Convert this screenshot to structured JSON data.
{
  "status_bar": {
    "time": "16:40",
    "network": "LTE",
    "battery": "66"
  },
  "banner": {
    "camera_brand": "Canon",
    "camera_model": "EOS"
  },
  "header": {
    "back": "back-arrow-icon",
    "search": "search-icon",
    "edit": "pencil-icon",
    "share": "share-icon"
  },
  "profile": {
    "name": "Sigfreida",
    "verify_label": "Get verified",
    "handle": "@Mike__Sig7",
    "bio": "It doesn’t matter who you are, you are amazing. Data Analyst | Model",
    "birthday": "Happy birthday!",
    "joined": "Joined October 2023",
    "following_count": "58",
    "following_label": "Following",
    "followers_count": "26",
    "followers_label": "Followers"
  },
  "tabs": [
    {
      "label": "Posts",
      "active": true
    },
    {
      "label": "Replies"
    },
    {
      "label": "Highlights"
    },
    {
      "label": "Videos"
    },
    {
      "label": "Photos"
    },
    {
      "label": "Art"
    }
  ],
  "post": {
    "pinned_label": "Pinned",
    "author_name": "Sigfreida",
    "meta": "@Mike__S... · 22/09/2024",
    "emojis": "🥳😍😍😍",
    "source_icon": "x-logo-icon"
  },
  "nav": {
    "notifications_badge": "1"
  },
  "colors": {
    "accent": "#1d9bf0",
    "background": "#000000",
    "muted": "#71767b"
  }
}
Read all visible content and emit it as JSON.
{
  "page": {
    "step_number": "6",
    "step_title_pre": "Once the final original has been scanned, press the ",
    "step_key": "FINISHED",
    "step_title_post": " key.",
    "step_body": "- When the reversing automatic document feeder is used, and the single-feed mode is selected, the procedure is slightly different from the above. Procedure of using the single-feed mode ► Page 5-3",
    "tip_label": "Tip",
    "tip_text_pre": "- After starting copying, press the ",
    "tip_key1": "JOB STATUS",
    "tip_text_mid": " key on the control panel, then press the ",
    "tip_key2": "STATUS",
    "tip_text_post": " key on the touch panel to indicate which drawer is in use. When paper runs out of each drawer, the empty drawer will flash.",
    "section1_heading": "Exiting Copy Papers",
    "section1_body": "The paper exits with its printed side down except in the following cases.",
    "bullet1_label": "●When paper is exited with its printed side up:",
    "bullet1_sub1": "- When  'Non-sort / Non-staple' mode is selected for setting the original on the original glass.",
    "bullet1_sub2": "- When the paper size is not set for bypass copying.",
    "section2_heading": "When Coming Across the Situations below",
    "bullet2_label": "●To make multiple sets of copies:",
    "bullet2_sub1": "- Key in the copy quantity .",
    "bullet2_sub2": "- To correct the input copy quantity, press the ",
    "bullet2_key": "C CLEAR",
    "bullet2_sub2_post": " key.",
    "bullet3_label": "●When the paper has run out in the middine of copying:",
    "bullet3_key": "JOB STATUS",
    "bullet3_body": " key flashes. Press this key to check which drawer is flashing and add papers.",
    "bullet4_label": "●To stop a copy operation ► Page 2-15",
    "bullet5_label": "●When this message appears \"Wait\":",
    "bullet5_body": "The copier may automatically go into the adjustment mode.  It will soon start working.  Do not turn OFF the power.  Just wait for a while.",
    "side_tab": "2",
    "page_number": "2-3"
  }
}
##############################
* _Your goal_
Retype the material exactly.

* _Solution_
Convert this screenshot to structured JSON data.
{
  "status_bar": {
    "time": "16:40",
    "network": "LTE",
    "battery": "66"
  },
  "banner": {
    "camera_brand": "Canon",
    "camera_model": "EOS"
  },
  "header": {
    "back": "back-arrow-icon",
    "search": "search-icon",
    "edit": "pencil-icon",
    "share": "share-icon"
  },
  "profile": {
    "name": "Sigfreida",
    "verify_label": "Get verified",
    "handle": "@Mike__Sig7",
    "bio": "It doesn’t matter who you are, you are amazing. Data Analyst | Model",
    "birthday": "Happy birthday!",
    "joined": "Joined October 2023",
    "following_count": "58",
    "following_label": "Following",
    "followers_count": "26",
    "followers_label": "Followers"
  },
  "tabs": [
    {
      "label": "Posts",
      "active": true
    },
    {
      "label": "Replies"
    },
    {
      "label": "Highlights"
    },
    {
      "label": "Videos"
    },
    {
      "label": "Photos"
    },
    {
      "label": "Art"
    }
  ],
  "post": {
    "pinned_label": "Pinned",
    "author_name": "Sigfreida",
    "meta": "@Mike__S... · 22/09/2024",
    "emojis": "🥳😍😍😍",
    "source_icon": "x-logo-icon"
  },
  "nav": {
    "notifications_badge": "1"
  },
  "colors": {
    "accent": "#1d9bf0",
    "background": "#000000",
    "muted": "#71767b"
  }
}
Read all visible content and emit it as JSON.
{
  "page": {
    "step_number": "6",
    "step_title_pre": "Once the final original has been scanned, press the ",
    "step_key": "FINISHED",
    "step_title_post": " key.",
    "step_body": "- When the reversing automatic document feeder is used, and the single-feed mode is selected, the procedure is slightly different from the above. Procedure of using the single-feed mode ► Page 5-3",
    "tip_label": "Tip",
    "tip_text_pre": "- After starting copying, press the ",
    "tip_key1": "JOB STATUS",
    "tip_text_mid": " key on the control panel, then press the ",
    "tip_key2": "STATUS",
    "tip_text_post": " key on the touch panel to indicate which drawer is in use. When paper runs out of each drawer, the empty drawer will flash.",
    "section1_heading": "Exiting Copy Papers",
    "section1_body": "The paper exits with its printed side down except in the following cases.",
    "bullet1_label": "●When paper is exited with its printed side up:",
    "bullet1_sub1": "- When  'Non-sort / Non-staple' mode is selected for setting the original on the original glass.",
    "bullet1_sub2": "- When the paper size is not set for bypass copying.",
    "section2_heading": "When Coming Across the Situations below",
    "bullet2_label": "●To make multiple sets of copies:",
    "bullet2_sub1": "- Key in the copy quantity .",
    "bullet2_sub2": "- To correct the input copy quantity, press the ",
    "bullet2_key": "C CLEAR",
    "bullet2_sub2_post": " key.",
    "bullet3_label": "●When the paper has run out in the middine of copying:",
    "bullet3_key": "JOB STATUS",
    "bullet3_body": " key flashes. Press this key to check which drawer is flashing and add papers.",
    "bullet4_label": "●To stop a copy operation ► Page 2-15",
    "bullet5_label": "●When this message appears \"Wait\":",
    "bullet5_body": "The copier may automatically go into the adjustment mode.  It will soon start working.  Do not turn OFF the power.  Just wait for a while.",
    "side_tab": "2",
    "page_number": "2-3"
  }
}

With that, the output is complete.